WHAT YOU ARE ASKED TO DO:
With the pictures set aside, write out all of the data exactly as it stands.

Items from an interface collection:
+-------+
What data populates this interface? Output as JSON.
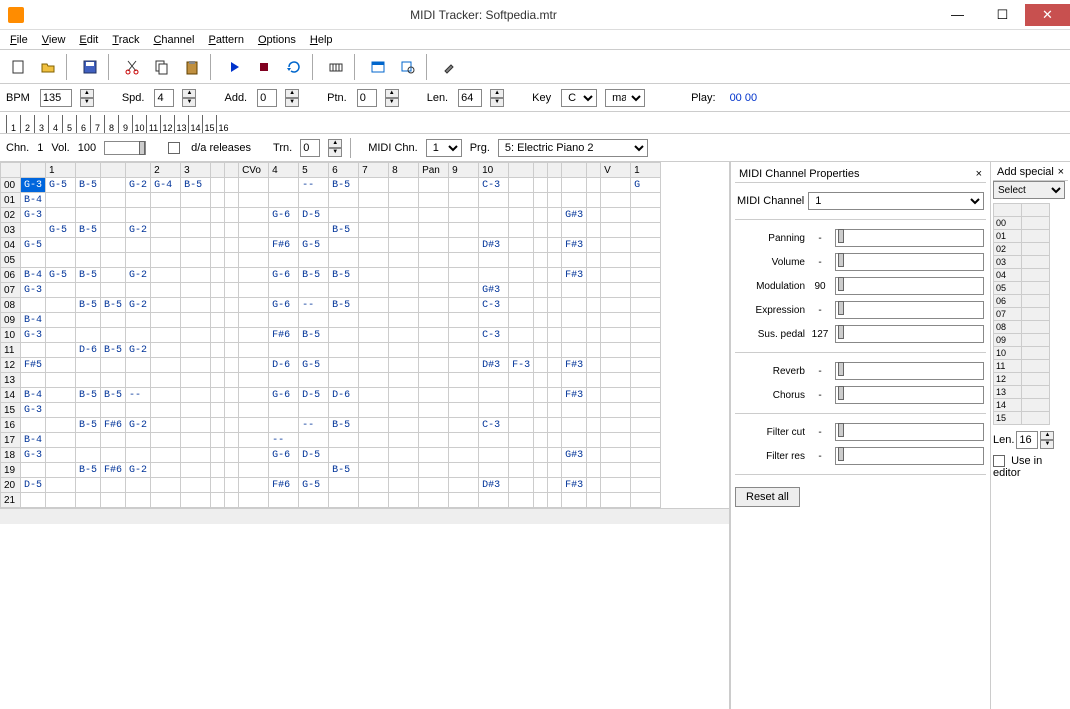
{
  "titlebar": {
    "title": "MIDI Tracker: Softpedia.mtr"
  },
  "menu": [
    "File",
    "View",
    "Edit",
    "Track",
    "Channel",
    "Pattern",
    "Options",
    "Help"
  ],
  "params": {
    "bpm_label": "BPM",
    "bpm": "135",
    "spd_label": "Spd.",
    "spd": "4",
    "add_label": "Add.",
    "add": "0",
    "ptn_label": "Ptn.",
    "ptn": "0",
    "len_label": "Len.",
    "len": "64",
    "key_label": "Key",
    "key": "C",
    "key_mode": "maj",
    "play_label": "Play:",
    "play_time": "00 00"
  },
  "ruler_count": 16,
  "chn": {
    "chn_label": "Chn.",
    "chn": "1",
    "vol_label": "Vol.",
    "vol": "100",
    "da_label": "d/a releases",
    "trn_label": "Trn.",
    "trn": "0",
    "midi_chn_label": "MIDI Chn.",
    "midi_chn": "1",
    "prg_label": "Prg.",
    "prg": "5: Electric Piano 2"
  },
  "grid": {
    "headers": [
      "",
      "1",
      "",
      "",
      "",
      "2",
      "3",
      "",
      "",
      "CVo",
      "4",
      "5",
      "6",
      "7",
      "8",
      "Pan",
      "9",
      "10",
      "",
      "",
      "",
      "",
      "",
      "V",
      "1"
    ],
    "rows": [
      {
        "n": "00",
        "c": {
          "0": [
            "G-3",
            "sel"
          ],
          "1": "G-5",
          "2": "B-5",
          "4": "G-2",
          "5": "G-4",
          "6": "B-5",
          "11": "--",
          "12": "B-5",
          "17": "C-3",
          "24": "G"
        }
      },
      {
        "n": "01",
        "c": {
          "0": "B-4"
        }
      },
      {
        "n": "02",
        "c": {
          "0": "G-3",
          "10": "G-6",
          "11": "D-5",
          "21": "G#3"
        }
      },
      {
        "n": "03",
        "c": {
          "1": "G-5",
          "2": "B-5",
          "4": "G-2",
          "12": "B-5"
        }
      },
      {
        "n": "04",
        "c": {
          "0": "G-5",
          "10": "F#6",
          "11": "G-5",
          "17": "D#3",
          "21": "F#3"
        }
      },
      {
        "n": "05",
        "c": {}
      },
      {
        "n": "06",
        "c": {
          "0": "B-4",
          "1": "G-5",
          "2": "B-5",
          "4": "G-2",
          "10": "G-6",
          "11": "B-5",
          "12": "B-5",
          "21": "F#3"
        }
      },
      {
        "n": "07",
        "c": {
          "0": "G-3",
          "17": "G#3"
        }
      },
      {
        "n": "08",
        "c": {
          "2": "B-5",
          "3": "B-5",
          "4": "G-2",
          "10": "G-6",
          "11": "--",
          "12": "B-5",
          "17": "C-3"
        }
      },
      {
        "n": "09",
        "c": {
          "0": "B-4"
        }
      },
      {
        "n": "10",
        "c": {
          "0": "G-3",
          "10": "F#6",
          "11": "B-5",
          "17": "C-3"
        }
      },
      {
        "n": "11",
        "c": {
          "2": "D-6",
          "3": "B-5",
          "4": "G-2"
        }
      },
      {
        "n": "12",
        "c": {
          "0": "F#5",
          "10": "D-6",
          "11": "G-5",
          "17": "D#3",
          "18": "F-3",
          "21": "F#3"
        }
      },
      {
        "n": "13",
        "c": {}
      },
      {
        "n": "14",
        "c": {
          "0": "B-4",
          "2": "B-5",
          "3": "B-5",
          "4": "--",
          "10": "G-6",
          "11": "D-5",
          "12": "D-6",
          "21": "F#3"
        }
      },
      {
        "n": "15",
        "c": {
          "0": "G-3"
        }
      },
      {
        "n": "16",
        "c": {
          "2": "B-5",
          "3": "F#6",
          "4": "G-2",
          "11": "--",
          "12": "B-5",
          "17": "C-3"
        }
      },
      {
        "n": "17",
        "c": {
          "0": "B-4",
          "10": "--"
        }
      },
      {
        "n": "18",
        "c": {
          "0": "G-3",
          "10": "G-6",
          "11": "D-5",
          "21": "G#3"
        }
      },
      {
        "n": "19",
        "c": {
          "2": "B-5",
          "3": "F#6",
          "4": "G-2",
          "12": "B-5"
        }
      },
      {
        "n": "20",
        "c": {
          "0": "D-5",
          "10": "F#6",
          "11": "G-5",
          "17": "D#3",
          "21": "F#3"
        }
      },
      {
        "n": "21",
        "c": {}
      }
    ]
  },
  "side": {
    "title": "MIDI Channel Properties",
    "midi_chn_label": "MIDI Channel",
    "midi_chn": "1",
    "props": [
      {
        "label": "Panning",
        "val": "-"
      },
      {
        "label": "Volume",
        "val": "-"
      },
      {
        "label": "Modulation",
        "val": "90"
      },
      {
        "label": "Expression",
        "val": "-"
      },
      {
        "label": "Sus. pedal",
        "val": "127"
      }
    ],
    "fx": [
      {
        "label": "Reverb",
        "val": "-"
      },
      {
        "label": "Chorus",
        "val": "-"
      }
    ],
    "filter": [
      {
        "label": "Filter cut",
        "val": "-"
      },
      {
        "label": "Filter res",
        "val": "-"
      }
    ],
    "reset": "Reset all"
  },
  "add": {
    "title": "Add special",
    "select": "Select",
    "rows": 16,
    "len_label": "Len.",
    "len": "16",
    "use_label": "Use in editor"
  }
}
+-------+
SOLUTION FOR THIS EXERCISE:
What data populates this interface? Output as JSON.
{
  "titlebar": {
    "title": "MIDI Tracker: Softpedia.mtr"
  },
  "menu": [
    "File",
    "View",
    "Edit",
    "Track",
    "Channel",
    "Pattern",
    "Options",
    "Help"
  ],
  "params": {
    "bpm_label": "BPM",
    "bpm": "135",
    "spd_label": "Spd.",
    "spd": "4",
    "add_label": "Add.",
    "add": "0",
    "ptn_label": "Ptn.",
    "ptn": "0",
    "len_label": "Len.",
    "len": "64",
    "key_label": "Key",
    "key": "C",
    "key_mode": "maj",
    "play_label": "Play:",
    "play_time": "00 00"
  },
  "ruler_count": 16,
  "chn": {
    "chn_label": "Chn.",
    "chn": "1",
    "vol_label": "Vol.",
    "vol": "100",
    "da_label": "d/a releases",
    "trn_label": "Trn.",
    "trn": "0",
    "midi_chn_label": "MIDI Chn.",
    "midi_chn": "1",
    "prg_label": "Prg.",
    "prg": "5: Electric Piano 2"
  },
  "grid": {
    "headers": [
      "",
      "1",
      "",
      "",
      "",
      "2",
      "3",
      "",
      "",
      "CVo",
      "4",
      "5",
      "6",
      "7",
      "8",
      "Pan",
      "9",
      "10",
      "",
      "",
      "",
      "",
      "",
      "V",
      "1"
    ],
    "rows": [
      {
        "n": "00",
        "c": {
          "0": [
            "G-3",
            "sel"
          ],
          "1": "G-5",
          "2": "B-5",
          "4": "G-2",
          "5": "G-4",
          "6": "B-5",
          "11": "--",
          "12": "B-5",
          "17": "C-3",
          "24": "G"
        }
      },
      {
        "n": "01",
        "c": {
          "0": "B-4"
        }
      },
      {
        "n": "02",
        "c": {
          "0": "G-3",
          "10": "G-6",
          "11": "D-5",
          "21": "G#3"
        }
      },
      {
        "n": "03",
        "c": {
          "1": "G-5",
          "2": "B-5",
          "4": "G-2",
          "12": "B-5"
        }
      },
      {
        "n": "04",
        "c": {
          "0": "G-5",
          "10": "F#6",
          "11": "G-5",
          "17": "D#3",
          "21": "F#3"
        }
      },
      {
        "n": "05",
        "c": {}
      },
      {
        "n": "06",
        "c": {
          "0": "B-4",
          "1": "G-5",
          "2": "B-5",
          "4": "G-2",
          "10": "G-6",
          "11": "B-5",
          "12": "B-5",
          "21": "F#3"
        }
      },
      {
        "n": "07",
        "c": {
          "0": "G-3",
          "17": "G#3"
        }
      },
      {
        "n": "08",
        "c": {
          "2": "B-5",
          "3": "B-5",
          "4": "G-2",
          "10": "G-6",
          "11": "--",
          "12": "B-5",
          "17": "C-3"
        }
      },
      {
        "n": "09",
        "c": {
          "0": "B-4"
        }
      },
      {
        "n": "10",
        "c": {
          "0": "G-3",
          "10": "F#6",
          "11": "B-5",
          "17": "C-3"
        }
      },
      {
        "n": "11",
        "c": {
          "2": "D-6",
          "3": "B-5",
          "4": "G-2"
        }
      },
      {
        "n": "12",
        "c": {
          "0": "F#5",
          "10": "D-6",
          "11": "G-5",
          "17": "D#3",
          "18": "F-3",
          "21": "F#3"
        }
      },
      {
        "n": "13",
        "c": {}
      },
      {
        "n": "14",
        "c": {
          "0": "B-4",
          "2": "B-5",
          "3": "B-5",
          "4": "--",
          "10": "G-6",
          "11": "D-5",
          "12": "D-6",
          "21": "F#3"
        }
      },
      {
        "n": "15",
        "c": {
          "0": "G-3"
        }
      },
      {
        "n": "16",
        "c": {
          "2": "B-5",
          "3": "F#6",
          "4": "G-2",
          "11": "--",
          "12": "B-5",
          "17": "C-3"
        }
      },
      {
        "n": "17",
        "c": {
          "0": "B-4",
          "10": "--"
        }
      },
      {
        "n": "18",
        "c": {
          "0": "G-3",
          "10": "G-6",
          "11": "D-5",
          "21": "G#3"
        }
      },
      {
        "n": "19",
        "c": {
          "2": "B-5",
          "3": "F#6",
          "4": "G-2",
          "12": "B-5"
        }
      },
      {
        "n": "20",
        "c": {
          "0": "D-5",
          "10": "F#6",
          "11": "G-5",
          "17": "D#3",
          "21": "F#3"
        }
      },
      {
        "n": "21",
        "c": {}
      }
    ]
  },
  "side": {
    "title": "MIDI Channel Properties",
    "midi_chn_label": "MIDI Channel",
    "midi_chn": "1",
    "props": [
      {
        "label": "Panning",
        "val": "-"
      },
      {
        "label": "Volume",
        "val": "-"
      },
      {
        "label": "Modulation",
        "val": "90"
      },
      {
        "label": "Expression",
        "val": "-"
      },
      {
        "label": "Sus. pedal",
        "val": "127"
      }
    ],
    "fx": [
      {
        "label": "Reverb",
        "val": "-"
      },
      {
        "label": "Chorus",
        "val": "-"
      }
    ],
    "filter": [
      {
        "label": "Filter cut",
        "val": "-"
      },
      {
        "label": "Filter res",
        "val": "-"
      }
    ],
    "reset": "Reset all"
  },
  "add": {
    "title": "Add special",
    "select": "Select",
    "rows": 16,
    "len_label": "Len.",
    "len": "16",
    "use_label": "Use in editor"
  }
}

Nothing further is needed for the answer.